Many college students will be going back to school soon, so I decided to put together a series of savings tips for college students. Many of the tips that I share are ones that I used myself while I was in college. One of the largest expenses for college students other than rent and tuition, are the dreaded textbooks. The amount that publishers charge for textbooks is criminal. Plus, some of them package a textbook with the workbook and practice tests, so you are forced to buy the entire package or nothing at all. It’s sick, and college students know it. Here’s what you can do.
- Check your local used text book store. The prices are typically 15% to 30% cheaper than new text books.
- Check Half.com, Craigslist, and Amazon.com for used text books at a fraction of the price.
- Go to the first class before buying textbooks, and ask the professor specifically how much he or she will use the text book. You may find out that you don’t need it at all or you may be able to get away with checking the book out at a library periodically throughout the semester.
- Share a textbook with a friend. Work out a system where you take the book for a certain amount of time to study with it, and your friend takes it for the rest of the time.

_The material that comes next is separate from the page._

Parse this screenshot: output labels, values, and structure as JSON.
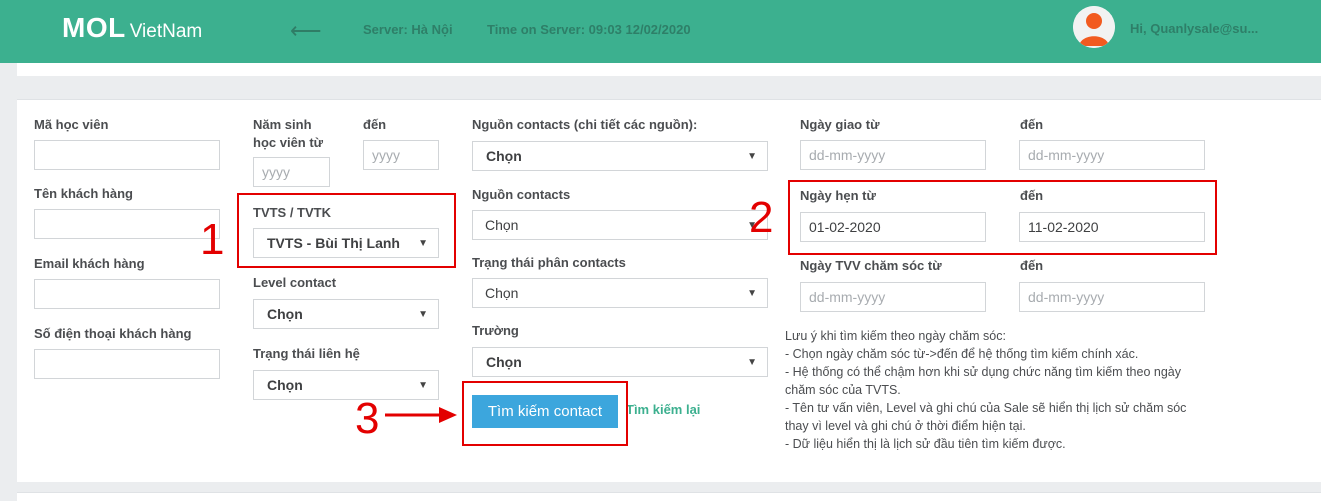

- Check out a textbook swap website such as bookswap.com, swapbooks.com, and collegebookswap.com to get rid of old textbooks for ones you need.
- Publishers love to make new editions just to sell new textbooks and make used ones obsolete. The dirty little secret is that some older editions have EXACTLY the same content as newer editions, and you can find older editions for DEEP discounts.
Don’t settle for paying full price for your textbooks. It’s not worth it, and many professors rely heavily on their own notes for the course cirriculum. More often than not, textbooks are only a reference, rather than the bulk of the cirriculum for a college course. Choose wisely, and do your research. You’ll literally save hundreds of dollars if you follow the tips I listed above.